■ Task item
The expected output is the full set of entries, retyped verbatim, pictures excluded.

■ Task data
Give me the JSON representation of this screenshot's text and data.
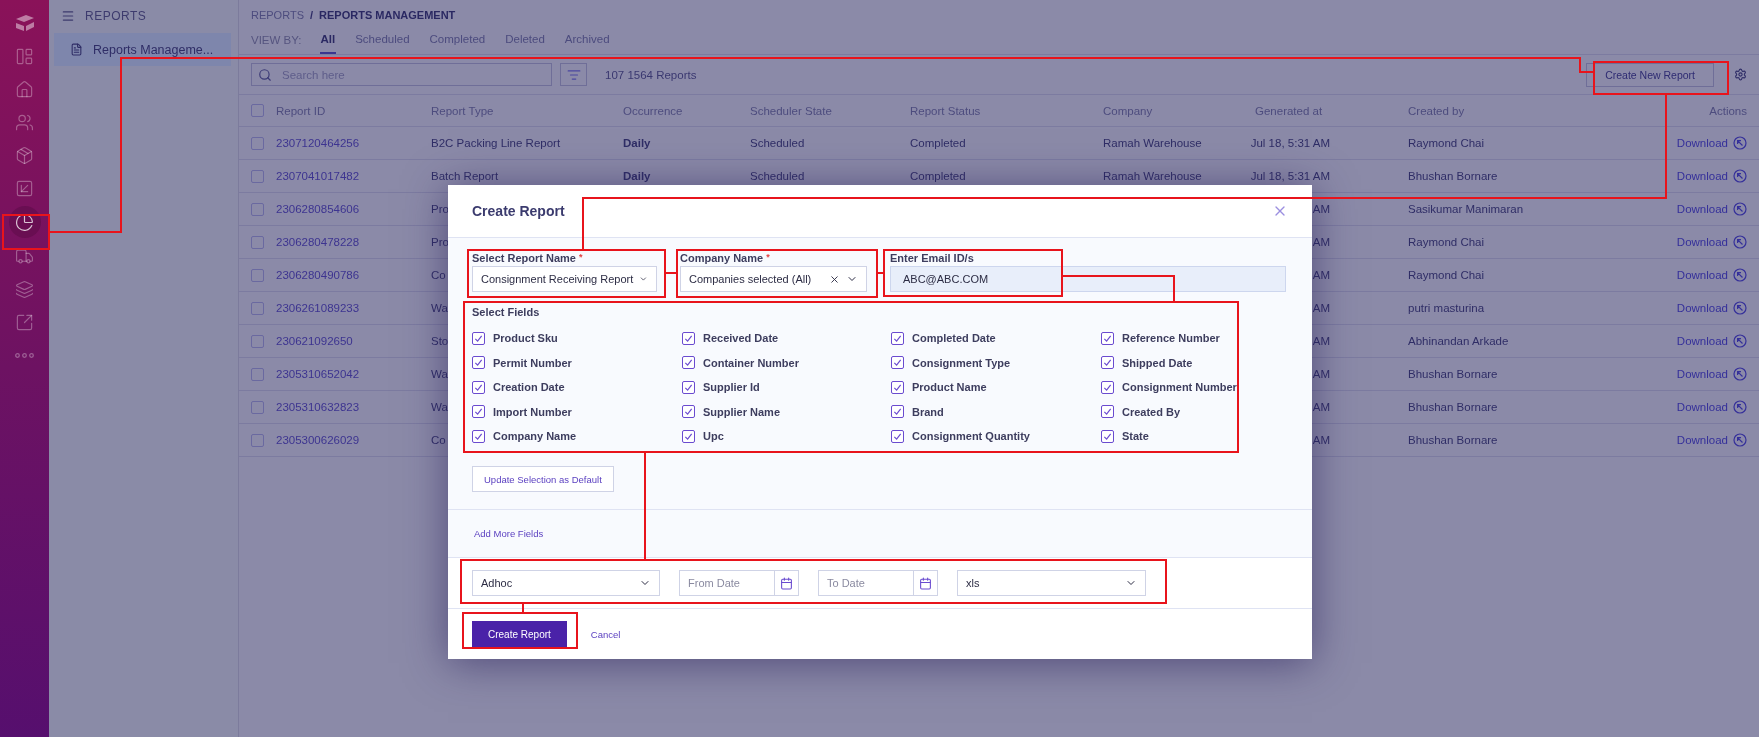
{
  "rail_items": [
    {
      "selected": false
    },
    {
      "selected": false
    },
    {
      "selected": false
    },
    {
      "selected": false
    },
    {
      "selected": false
    },
    {
      "selected": false
    },
    {
      "selected": true
    },
    {
      "selected": false
    },
    {
      "selected": false
    },
    {
      "selected": false
    },
    {
      "selected": false
    }
  ],
  "sidebar": {
    "title": "REPORTS",
    "items": [
      {
        "label": "Reports Manageme...",
        "selected": true
      }
    ]
  },
  "breadcrumb": {
    "parent": "REPORTS",
    "separator": "/",
    "current": "REPORTS MANAGEMENT"
  },
  "view_by": {
    "label": "VIEW BY:",
    "tabs": [
      {
        "label": "All",
        "selected": true
      },
      {
        "label": "Scheduled",
        "selected": false
      },
      {
        "label": "Completed",
        "selected": false
      },
      {
        "label": "Deleted",
        "selected": false
      },
      {
        "label": "Archived",
        "selected": false
      }
    ]
  },
  "toolbar": {
    "search_placeholder": "Search here",
    "count": "107 1564 Reports",
    "create_button": "Create New Report"
  },
  "table": {
    "header_checked": false,
    "columns": [
      "Report ID",
      "Report Type",
      "Occurrence",
      "Scheduler State",
      "Report Status",
      "Company",
      "Generated at",
      "Created by",
      "Actions"
    ],
    "rows": [
      {
        "checked": false,
        "report_id": "2307120464256",
        "report_type": "B2C Packing Line Report",
        "occurrence": "Daily",
        "scheduler_state": "Scheduled",
        "report_status": "Completed",
        "company": "Ramah Warehouse",
        "generated_at": "Jul 18, 5:31 AM",
        "created_by": "Raymond Chai",
        "action": "Download"
      },
      {
        "checked": false,
        "report_id": "2307041017482",
        "report_type": "Batch Report",
        "occurrence": "Daily",
        "scheduler_state": "Scheduled",
        "report_status": "Completed",
        "company": "Ramah Warehouse",
        "generated_at": "Jul 18, 5:31 AM",
        "created_by": "Bhushan Bornare",
        "action": "Download"
      },
      {
        "checked": false,
        "report_id": "2306280854606",
        "report_type": "Pro",
        "generated_at": "AM",
        "created_by": "Sasikumar Manimaran",
        "action": "Download"
      },
      {
        "checked": false,
        "report_id": "2306280478228",
        "report_type": "Pro",
        "generated_at": "AM",
        "created_by": "Raymond Chai",
        "action": "Download"
      },
      {
        "checked": false,
        "report_id": "2306280490786",
        "report_type": "Co",
        "generated_at": "AM",
        "created_by": "Raymond Chai",
        "action": "Download"
      },
      {
        "checked": false,
        "report_id": "2306261089233",
        "report_type": "Wa",
        "generated_at": "AM",
        "created_by": "putri masturina",
        "action": "Download"
      },
      {
        "checked": false,
        "report_id": "230621092650",
        "report_type": "Sto",
        "generated_at": "AM",
        "created_by": "Abhinandan Arkade",
        "action": "Download"
      },
      {
        "checked": false,
        "report_id": "2305310652042",
        "report_type": "Wa",
        "generated_at": "AM",
        "created_by": "Bhushan Bornare",
        "action": "Download"
      },
      {
        "checked": false,
        "report_id": "2305310632823",
        "report_type": "Wa",
        "generated_at": "AM",
        "created_by": "Bhushan Bornare",
        "action": "Download"
      },
      {
        "checked": false,
        "report_id": "2305300626029",
        "report_type": "Co",
        "generated_at": "AM",
        "created_by": "Bhushan Bornare",
        "action": "Download"
      }
    ]
  },
  "modal": {
    "title": "Create Report",
    "report_name": {
      "label": "Select Report Name",
      "required_mark": "*",
      "value": "Consignment Receiving Report"
    },
    "company": {
      "label": "Company Name",
      "required_mark": "*",
      "value": "Companies selected (All)"
    },
    "email": {
      "label": "Enter Email ID/s",
      "value": "ABC@ABC.COM"
    },
    "select_fields": {
      "label": "Select Fields",
      "items": [
        {
          "label": "Product Sku",
          "checked": true
        },
        {
          "label": "Received Date",
          "checked": true
        },
        {
          "label": "Completed Date",
          "checked": true
        },
        {
          "label": "Reference Number",
          "checked": true
        },
        {
          "label": "Permit Number",
          "checked": true
        },
        {
          "label": "Container Number",
          "checked": true
        },
        {
          "label": "Consignment Type",
          "checked": true
        },
        {
          "label": "Shipped Date",
          "checked": true
        },
        {
          "label": "Creation Date",
          "checked": true
        },
        {
          "label": "Supplier Id",
          "checked": true
        },
        {
          "label": "Product Name",
          "checked": true
        },
        {
          "label": "Consignment Number",
          "checked": true
        },
        {
          "label": "Import Number",
          "checked": true
        },
        {
          "label": "Supplier Name",
          "checked": true
        },
        {
          "label": "Brand",
          "checked": true
        },
        {
          "label": "Created By",
          "checked": true
        },
        {
          "label": "Company Name",
          "checked": true
        },
        {
          "label": "Upc",
          "checked": true
        },
        {
          "label": "Consignment Quantity",
          "checked": true
        },
        {
          "label": "State",
          "checked": true
        }
      ]
    },
    "update_button": "Update Selection as Default",
    "add_more": "Add More Fields",
    "schedule": {
      "occurrence": "Adhoc",
      "from_placeholder": "From Date",
      "to_placeholder": "To Date",
      "format": "xls"
    },
    "create_button": "Create Report",
    "cancel": "Cancel"
  }
}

■ Task response
Give me the JSON representation of this screenshot's text and data.
{
  "rail_items": [
    {
      "selected": false
    },
    {
      "selected": false
    },
    {
      "selected": false
    },
    {
      "selected": false
    },
    {
      "selected": false
    },
    {
      "selected": false
    },
    {
      "selected": true
    },
    {
      "selected": false
    },
    {
      "selected": false
    },
    {
      "selected": false
    },
    {
      "selected": false
    }
  ],
  "sidebar": {
    "title": "REPORTS",
    "items": [
      {
        "label": "Reports Manageme...",
        "selected": true
      }
    ]
  },
  "breadcrumb": {
    "parent": "REPORTS",
    "separator": "/",
    "current": "REPORTS MANAGEMENT"
  },
  "view_by": {
    "label": "VIEW BY:",
    "tabs": [
      {
        "label": "All",
        "selected": true
      },
      {
        "label": "Scheduled",
        "selected": false
      },
      {
        "label": "Completed",
        "selected": false
      },
      {
        "label": "Deleted",
        "selected": false
      },
      {
        "label": "Archived",
        "selected": false
      }
    ]
  },
  "toolbar": {
    "search_placeholder": "Search here",
    "count": "107 1564 Reports",
    "create_button": "Create New Report"
  },
  "table": {
    "header_checked": false,
    "columns": [
      "Report ID",
      "Report Type",
      "Occurrence",
      "Scheduler State",
      "Report Status",
      "Company",
      "Generated at",
      "Created by",
      "Actions"
    ],
    "rows": [
      {
        "checked": false,
        "report_id": "2307120464256",
        "report_type": "B2C Packing Line Report",
        "occurrence": "Daily",
        "scheduler_state": "Scheduled",
        "report_status": "Completed",
        "company": "Ramah Warehouse",
        "generated_at": "Jul 18, 5:31 AM",
        "created_by": "Raymond Chai",
        "action": "Download"
      },
      {
        "checked": false,
        "report_id": "2307041017482",
        "report_type": "Batch Report",
        "occurrence": "Daily",
        "scheduler_state": "Scheduled",
        "report_status": "Completed",
        "company": "Ramah Warehouse",
        "generated_at": "Jul 18, 5:31 AM",
        "created_by": "Bhushan Bornare",
        "action": "Download"
      },
      {
        "checked": false,
        "report_id": "2306280854606",
        "report_type": "Pro",
        "generated_at": "AM",
        "created_by": "Sasikumar Manimaran",
        "action": "Download"
      },
      {
        "checked": false,
        "report_id": "2306280478228",
        "report_type": "Pro",
        "generated_at": "AM",
        "created_by": "Raymond Chai",
        "action": "Download"
      },
      {
        "checked": false,
        "report_id": "2306280490786",
        "report_type": "Co",
        "generated_at": "AM",
        "created_by": "Raymond Chai",
        "action": "Download"
      },
      {
        "checked": false,
        "report_id": "2306261089233",
        "report_type": "Wa",
        "generated_at": "AM",
        "created_by": "putri masturina",
        "action": "Download"
      },
      {
        "checked": false,
        "report_id": "230621092650",
        "report_type": "Sto",
        "generated_at": "AM",
        "created_by": "Abhinandan Arkade",
        "action": "Download"
      },
      {
        "checked": false,
        "report_id": "2305310652042",
        "report_type": "Wa",
        "generated_at": "AM",
        "created_by": "Bhushan Bornare",
        "action": "Download"
      },
      {
        "checked": false,
        "report_id": "2305310632823",
        "report_type": "Wa",
        "generated_at": "AM",
        "created_by": "Bhushan Bornare",
        "action": "Download"
      },
      {
        "checked": false,
        "report_id": "2305300626029",
        "report_type": "Co",
        "generated_at": "AM",
        "created_by": "Bhushan Bornare",
        "action": "Download"
      }
    ]
  },
  "modal": {
    "title": "Create Report",
    "report_name": {
      "label": "Select Report Name",
      "required_mark": "*",
      "value": "Consignment Receiving Report"
    },
    "company": {
      "label": "Company Name",
      "required_mark": "*",
      "value": "Companies selected (All)"
    },
    "email": {
      "label": "Enter Email ID/s",
      "value": "ABC@ABC.COM"
    },
    "select_fields": {
      "label": "Select Fields",
      "items": [
        {
          "label": "Product Sku",
          "checked": true
        },
        {
          "label": "Received Date",
          "checked": true
        },
        {
          "label": "Completed Date",
          "checked": true
        },
        {
          "label": "Reference Number",
          "checked": true
        },
        {
          "label": "Permit Number",
          "checked": true
        },
        {
          "label": "Container Number",
          "checked": true
        },
        {
          "label": "Consignment Type",
          "checked": true
        },
        {
          "label": "Shipped Date",
          "checked": true
        },
        {
          "label": "Creation Date",
          "checked": true
        },
        {
          "label": "Supplier Id",
          "checked": true
        },
        {
          "label": "Product Name",
          "checked": true
        },
        {
          "label": "Consignment Number",
          "checked": true
        },
        {
          "label": "Import Number",
          "checked": true
        },
        {
          "label": "Supplier Name",
          "checked": true
        },
        {
          "label": "Brand",
          "checked": true
        },
        {
          "label": "Created By",
          "checked": true
        },
        {
          "label": "Company Name",
          "checked": true
        },
        {
          "label": "Upc",
          "checked": true
        },
        {
          "label": "Consignment Quantity",
          "checked": true
        },
        {
          "label": "State",
          "checked": true
        }
      ]
    },
    "update_button": "Update Selection as Default",
    "add_more": "Add More Fields",
    "schedule": {
      "occurrence": "Adhoc",
      "from_placeholder": "From Date",
      "to_placeholder": "To Date",
      "format": "xls"
    },
    "create_button": "Create Report",
    "cancel": "Cancel"
  }
}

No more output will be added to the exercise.